* **Your goal**
Look through the entries below. Report each line that has the word "block" in it.

* **Available data**
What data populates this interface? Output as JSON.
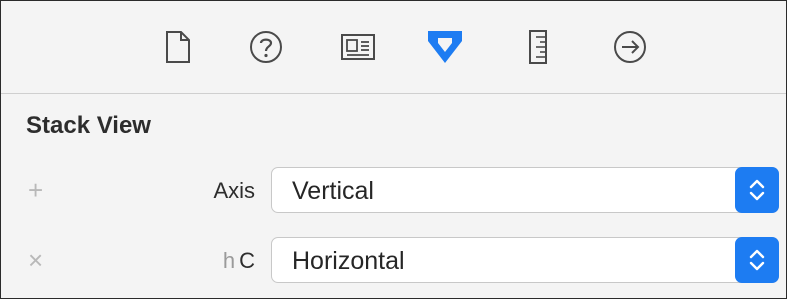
{
  "toolbar": {
    "icons": [
      "file-icon",
      "help-icon",
      "identity-icon",
      "attributes-icon",
      "size-icon",
      "connections-icon"
    ],
    "accent": "#1d7cf2",
    "icon_color": "#4a4a4a"
  },
  "section": {
    "title": "Stack View"
  },
  "rows": [
    {
      "sign": "+",
      "modifier": "",
      "label": "Axis",
      "value": "Vertical"
    },
    {
      "sign": "×",
      "modifier": "h",
      "label": "C",
      "value": "Horizontal"
    }
  ]
}
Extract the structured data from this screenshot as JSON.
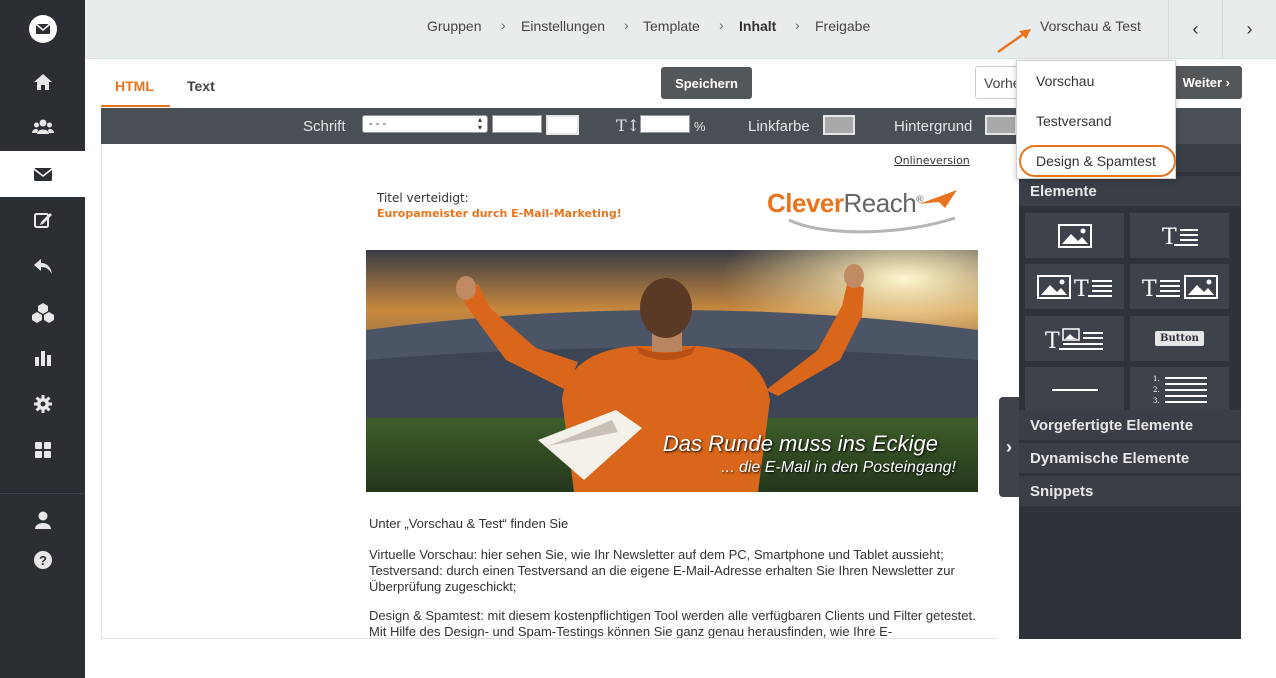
{
  "breadcrumb": {
    "steps": [
      "Gruppen",
      "Einstellungen",
      "Template",
      "Inhalt",
      "Freigabe"
    ],
    "active_step": "Inhalt",
    "preview_test": "Vorschau & Test",
    "separator": "›",
    "prev_icon": "chevron-left-icon",
    "next_icon": "chevron-right-icon",
    "prev_glyph": "‹",
    "next_glyph": "›"
  },
  "sidebar": {
    "items": [
      {
        "icon": "mail-logo-icon"
      },
      {
        "icon": "home-icon"
      },
      {
        "icon": "users-icon"
      },
      {
        "icon": "envelope-icon",
        "active": true
      },
      {
        "icon": "edit-icon"
      },
      {
        "icon": "reply-icon"
      },
      {
        "icon": "cubes-icon"
      },
      {
        "icon": "bar-chart-icon"
      },
      {
        "icon": "gear-icon"
      },
      {
        "icon": "grid-icon"
      },
      {
        "icon": "user-icon"
      },
      {
        "icon": "help-icon"
      }
    ]
  },
  "tabs": {
    "html": "HTML",
    "text": "Text"
  },
  "toolbar": {
    "save_label": "Speichern",
    "preview_select": "Vorhe",
    "weiter_label": "Weiter ›"
  },
  "format_bar": {
    "font_label": "Schrift",
    "font_value": "- - -",
    "size_icon": "text-size-icon",
    "size_glyph": "T↕",
    "percent": "%",
    "linkcolor_label": "Linkfarbe",
    "background_label": "Hintergrund"
  },
  "email": {
    "online_version": "Onlineversion",
    "header_title": "Titel verteidigt:",
    "header_subtitle": "Europameister durch E-Mail-Marketing!",
    "logo_clever": "Clever",
    "logo_reach": "Reach",
    "logo_mark": "®",
    "hero_caption_1": "Das Runde muss ins Eckige",
    "hero_caption_2": "... die E-Mail in den Posteingang!",
    "para_1": "Unter „Vorschau & Test“ finden Sie",
    "para_2": "Virtuelle Vorschau: hier sehen Sie, wie Ihr Newsletter auf dem PC, Smartphone und Tablet aussieht; Testversand: durch einen Testversand an die eigene E-Mail-Adresse erhalten Sie Ihren Newsletter zur Überprüfung zugeschickt;",
    "para_3": "Design & Spamtest: mit diesem kostenpflichtigen Tool werden alle verfügbaren Clients und Filter getestet. Mit Hilfe des Design- und Spam-Testings können Sie ganz genau herausfinden, wie Ihre E-"
  },
  "right_panel": {
    "elements_heading": "Elemente",
    "tiles": [
      "image-block",
      "text-block",
      "image-text-block",
      "text-image-block",
      "text-with-image-block",
      "button-block",
      "divider-block",
      "list-block"
    ],
    "button_tile_label": "Button",
    "list_numbers": [
      "1.",
      "2.",
      "3."
    ],
    "prebuilt_heading": "Vorgefertigte Elemente",
    "dynamic_heading": "Dynamische Elemente",
    "snippets_heading": "Snippets",
    "toggle_glyph": "›"
  },
  "dropdown": {
    "items": [
      "Vorschau",
      "Testversand",
      "Design & Spamtest"
    ],
    "highlighted": "Design & Spamtest"
  },
  "colors": {
    "accent": "#e8741e",
    "sidebar": "#2b2e33",
    "panel": "#2e3239",
    "toolbar": "#4a4f56"
  }
}
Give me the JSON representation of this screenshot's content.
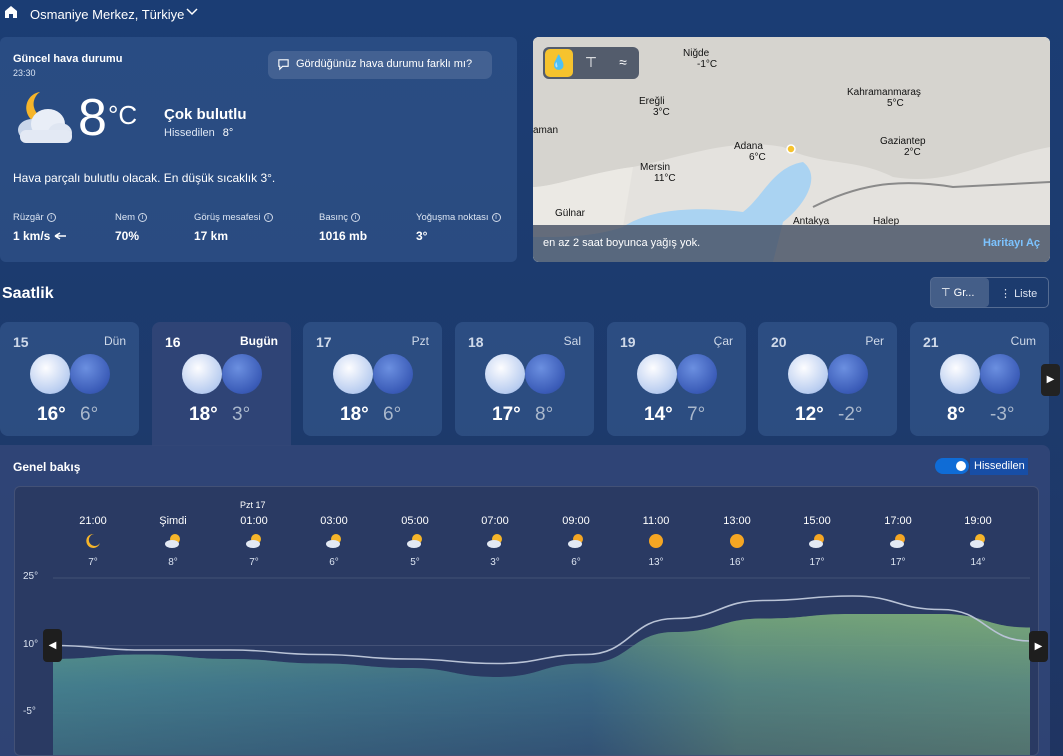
{
  "header": {
    "location": "Osmaniye Merkez, Türkiye"
  },
  "current": {
    "title": "Güncel hava durumu",
    "time": "23:30",
    "feedback": "Gördüğünüz hava durumu farklı mı?",
    "temp": "8",
    "unit": "°C",
    "condition": "Çok bulutlu",
    "feels_label": "Hissedilen",
    "feels_value": "8°",
    "summary": "Hava parçalı bulutlu olacak. En düşük sıcaklık 3°.",
    "stats": [
      {
        "label": "Rüzgâr",
        "value": "1 km/s"
      },
      {
        "label": "Nem",
        "value": "70%"
      },
      {
        "label": "Görüş mesafesi",
        "value": "17 km"
      },
      {
        "label": "Basınç",
        "value": "1016 mb"
      },
      {
        "label": "Yoğuşma noktası",
        "value": "3°"
      }
    ]
  },
  "map": {
    "note": "en az 2 saat boyunca yağış yok.",
    "open": "Haritayı Aç",
    "cities": [
      {
        "name": "Niğde",
        "temp": "-1°C"
      },
      {
        "name": "Ereğli",
        "temp": "3°C"
      },
      {
        "name": "Kahramanmaraş",
        "temp": "5°C"
      },
      {
        "name": "Adana",
        "temp": "6°C"
      },
      {
        "name": "Gaziantep",
        "temp": "2°C"
      },
      {
        "name": "Mersin",
        "temp": "11°C"
      },
      {
        "name": "Gülnar",
        "temp": ""
      },
      {
        "name": "Antakya",
        "temp": ""
      },
      {
        "name": "Halep",
        "temp": ""
      },
      {
        "name": "aman",
        "temp": ""
      }
    ]
  },
  "hourly_section": {
    "title": "Saatlik",
    "graph_label": "Gr...",
    "list_label": "Liste"
  },
  "days": [
    {
      "num": "15",
      "name": "Dün",
      "hi": "16°",
      "lo": "6°"
    },
    {
      "num": "16",
      "name": "Bugün",
      "hi": "18°",
      "lo": "3°"
    },
    {
      "num": "17",
      "name": "Pzt",
      "hi": "18°",
      "lo": "6°"
    },
    {
      "num": "18",
      "name": "Sal",
      "hi": "17°",
      "lo": "8°"
    },
    {
      "num": "19",
      "name": "Çar",
      "hi": "14°",
      "lo": "7°"
    },
    {
      "num": "20",
      "name": "Per",
      "hi": "12°",
      "lo": "-2°"
    },
    {
      "num": "21",
      "name": "Cum",
      "hi": "8°",
      "lo": "-3°"
    }
  ],
  "overview": {
    "title": "Genel bakış",
    "toggle_label": "Hissedilen",
    "date_marker": "Pzt 17",
    "hours": [
      {
        "time": "21:00",
        "temp": "7°",
        "icon": "moon-icon"
      },
      {
        "time": "Şimdi",
        "temp": "8°",
        "icon": "cloud-moon-icon"
      },
      {
        "time": "01:00",
        "temp": "7°",
        "icon": "cloud-moon-icon"
      },
      {
        "time": "03:00",
        "temp": "6°",
        "icon": "cloud-moon-icon"
      },
      {
        "time": "05:00",
        "temp": "5°",
        "icon": "cloud-moon-icon"
      },
      {
        "time": "07:00",
        "temp": "3°",
        "icon": "cloud-moon-icon"
      },
      {
        "time": "09:00",
        "temp": "6°",
        "icon": "cloud-sun-icon"
      },
      {
        "time": "11:00",
        "temp": "13°",
        "icon": "sun-icon"
      },
      {
        "time": "13:00",
        "temp": "16°",
        "icon": "sun-icon"
      },
      {
        "time": "15:00",
        "temp": "17°",
        "icon": "cloud-sun-icon"
      },
      {
        "time": "17:00",
        "temp": "17°",
        "icon": "cloud-sun-icon"
      },
      {
        "time": "19:00",
        "temp": "14°",
        "icon": "cloud-moon-icon"
      }
    ],
    "y_ticks": [
      "25°",
      "10°",
      "-5°"
    ]
  },
  "chart_data": {
    "type": "area",
    "x": [
      "21:00",
      "Şimdi",
      "01:00",
      "03:00",
      "05:00",
      "07:00",
      "09:00",
      "11:00",
      "13:00",
      "15:00",
      "17:00",
      "19:00"
    ],
    "ylim": [
      -10,
      30
    ],
    "series": [
      {
        "values": [
          7,
          8,
          7,
          6,
          5,
          3,
          6,
          13,
          16,
          17,
          17,
          14
        ]
      },
      {
        "values": [
          10,
          9,
          9,
          8,
          7,
          6,
          8,
          16,
          20,
          21,
          18,
          11
        ]
      }
    ]
  }
}
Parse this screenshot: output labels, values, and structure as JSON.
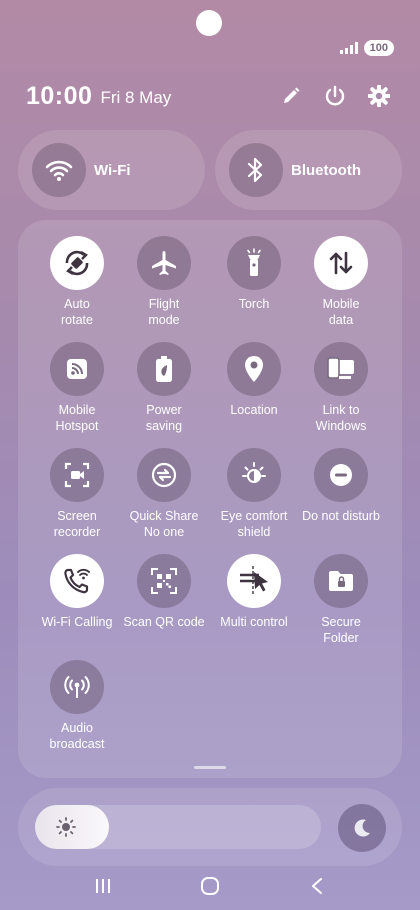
{
  "status": {
    "battery": "100",
    "signal_icon": "signal-bars-icon"
  },
  "header": {
    "time": "10:00",
    "date": "Fri 8 May"
  },
  "top_pills": {
    "wifi_label": "Wi-Fi",
    "bluetooth_label": "Bluetooth"
  },
  "tiles": [
    {
      "label": "Auto\nrotate",
      "icon": "auto-rotate-icon",
      "active": true
    },
    {
      "label": "Flight\nmode",
      "icon": "airplane-icon",
      "active": false
    },
    {
      "label": "Torch",
      "icon": "torch-icon",
      "active": false
    },
    {
      "label": "Mobile\ndata",
      "icon": "mobile-data-icon",
      "active": true
    },
    {
      "label": "Mobile\nHotspot",
      "icon": "hotspot-icon",
      "active": false
    },
    {
      "label": "Power\nsaving",
      "icon": "power-saving-icon",
      "active": false
    },
    {
      "label": "Location",
      "icon": "location-icon",
      "active": false
    },
    {
      "label": "Link to\nWindows",
      "icon": "link-to-windows-icon",
      "active": false
    },
    {
      "label": "Screen\nrecorder",
      "icon": "screen-recorder-icon",
      "active": false
    },
    {
      "label": "Quick Share\nNo one",
      "icon": "quick-share-icon",
      "active": false
    },
    {
      "label": "Eye comfort\nshield",
      "icon": "eye-comfort-icon",
      "active": false
    },
    {
      "label": "Do not disturb",
      "icon": "do-not-disturb-icon",
      "active": false
    },
    {
      "label": "Wi-Fi Calling",
      "icon": "wifi-calling-icon",
      "active": true
    },
    {
      "label": "Scan QR code",
      "icon": "qr-code-icon",
      "active": false
    },
    {
      "label": "Multi control",
      "icon": "multi-control-icon",
      "active": true
    },
    {
      "label": "Secure\nFolder",
      "icon": "secure-folder-icon",
      "active": false
    },
    {
      "label": "Audio\nbroadcast",
      "icon": "audio-broadcast-icon",
      "active": false
    }
  ],
  "brightness": {
    "level_fraction": 0.26
  },
  "colors": {
    "active_tile": "#ffffff",
    "inactive_tile": "#6a5a70",
    "icon_dark": "#3d3440"
  }
}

* **Response to the exercise**
      "image-block",
      "text-block",
      "image-text-block",
      "text-image-block",
      "text-with-image-block",
      "button-block",
      "divider-block",
      "list-block"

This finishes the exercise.